All incoming Schreyer Honors College first-year students at University Park will take ENGL 137H/CAS 137H in the fall semester and ENGL 138T/CAS 138T in the spring semester. These courses carry the GWS designation and replace both ENGL 30H and CAS 100. Each course is 3 credits.

Bachelor of Arts Requirements:

Bachelor of Arts students must take 9 credits in Bachelor of Arts (B.A.) Fields (Humanities; Social and Behavioral Sciences; Arts; World Languages [2nd language or beyond the 12th credit level of proficiency in the 1st]; Natural Sciences; Quantification). The B.A. Fields courses may not be taken in the area of the student’s primary major. See your adviser and the Degree Requirements section of this Bulletin.

Bachelor of Arts students must take 3 credits in Other Cultures.
See your adviser and the full list of courses approved as Other Cultures courses.

Advising Note:

All incoming freshmen must take a First-Year Seminar (FYS) during Fall or Spring of their first year. Academic advisers can provide a list of FYS being offered and help the student enroll. Most FYS in the College of the Liberal Arts are worth 3 cr. and count as a General Humanities (GH) or General Social Sciences (GS) course. For this reason, the FYS is not listed separately on this eight-semester plan; most students will be able to fulfill the FYS requirement while also fulfilling a GH or GS requirement.

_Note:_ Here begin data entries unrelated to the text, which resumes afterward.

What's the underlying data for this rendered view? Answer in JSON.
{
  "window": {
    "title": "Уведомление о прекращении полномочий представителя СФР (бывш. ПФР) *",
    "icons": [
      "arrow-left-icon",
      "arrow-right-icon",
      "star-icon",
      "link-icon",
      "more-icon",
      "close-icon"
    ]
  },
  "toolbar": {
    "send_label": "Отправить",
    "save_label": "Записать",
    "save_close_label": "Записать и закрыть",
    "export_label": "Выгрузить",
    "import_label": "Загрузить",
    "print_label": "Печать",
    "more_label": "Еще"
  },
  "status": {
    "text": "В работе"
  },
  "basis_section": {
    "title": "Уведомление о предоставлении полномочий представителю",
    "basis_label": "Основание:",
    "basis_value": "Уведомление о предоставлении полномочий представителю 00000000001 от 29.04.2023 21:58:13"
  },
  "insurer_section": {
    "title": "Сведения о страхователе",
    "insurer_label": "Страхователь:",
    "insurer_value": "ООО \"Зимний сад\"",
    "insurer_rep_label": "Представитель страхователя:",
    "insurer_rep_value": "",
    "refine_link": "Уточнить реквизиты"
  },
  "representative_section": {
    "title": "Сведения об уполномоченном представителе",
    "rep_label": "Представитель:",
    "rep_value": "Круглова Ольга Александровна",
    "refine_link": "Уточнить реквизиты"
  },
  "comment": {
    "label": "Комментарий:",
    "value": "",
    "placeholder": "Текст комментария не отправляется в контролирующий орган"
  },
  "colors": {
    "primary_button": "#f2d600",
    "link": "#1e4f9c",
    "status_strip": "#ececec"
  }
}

Career Paths

Careers

Our graduates use their training in careers as attorneys, publishers and writers of all types, public relations directors, foreign service specialists, and entrepreneurs, as well teachers and education professionals.

MORE INFORMATION ABOUT POTENTIAL CAREER OPTIONS FOR GRADUATES OF THE ENGLISH PROGRAM

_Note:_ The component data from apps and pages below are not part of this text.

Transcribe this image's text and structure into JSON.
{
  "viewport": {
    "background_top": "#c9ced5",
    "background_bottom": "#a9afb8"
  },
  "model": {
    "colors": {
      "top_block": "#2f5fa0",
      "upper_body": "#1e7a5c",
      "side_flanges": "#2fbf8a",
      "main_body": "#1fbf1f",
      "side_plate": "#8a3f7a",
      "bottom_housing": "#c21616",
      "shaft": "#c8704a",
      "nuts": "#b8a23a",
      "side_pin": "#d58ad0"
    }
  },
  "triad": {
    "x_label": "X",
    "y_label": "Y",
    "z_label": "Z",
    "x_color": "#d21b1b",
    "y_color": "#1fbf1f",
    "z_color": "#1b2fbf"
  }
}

Opportunities for Graduate Studies

English majors often go on to postgraduate study not only in English but in such areas as law, medicine, business, education, or other liberal disciplines.

Professional Resources

Contact

University Park

DEPARTMENT OF ENGLISH
434 Burrowes Building
University Park, PA 16802
814-863-0258
sfc10@psu.edu

http://english.la.psu.edu/undergraduate

Abington

DIVISION OF ARTS AND HUMANITIES
1600 Woodland Road
Abington, PA 19001
215-881-7385
eak1@psu.edu

http://abington.psu.edu/english

Altoona

DIVISION OF ARTS AND HUMANITIES
Hawthorn Building 212
3000 Ivyside Park
Altoona, PA 16601
814-949-5625
ecm14@psu.edu

http://altoona.psu.edu/academics/bachelors-degrees/english/request-information

Brandywine

25 Yearsley Mill Road
Media, PA 19063
610-892-1465
pjd15@psu.edu

http://brandywine.psu.edu/english

Greater Allegheny

101 Frable Building
4000 University Drive
McKeesport, PA 15132
412-675-9140
GA-Academics@lists.psu.edu

http://greaterallegheny.psu.edu/english-ba

Scranton

13 Library Building
Dunmore, PA 18512
570-963-2660
pjp3@psu.edu

http://worthingtonscranton.psu.edu/english

Wilkes-Barre

44 University Drive
Dallas, PA 18612
570-675-9247
dpc5@psu.edu

http://wilkesbarre.psu.edu/academics/english

York

Grumbacher Building (GISTC)
1031 Edgecomb Ave.
York, PA 17403
717-771-4027
jpn12@psu.edu

http://york.psu.edu/academics/baccalaureate/english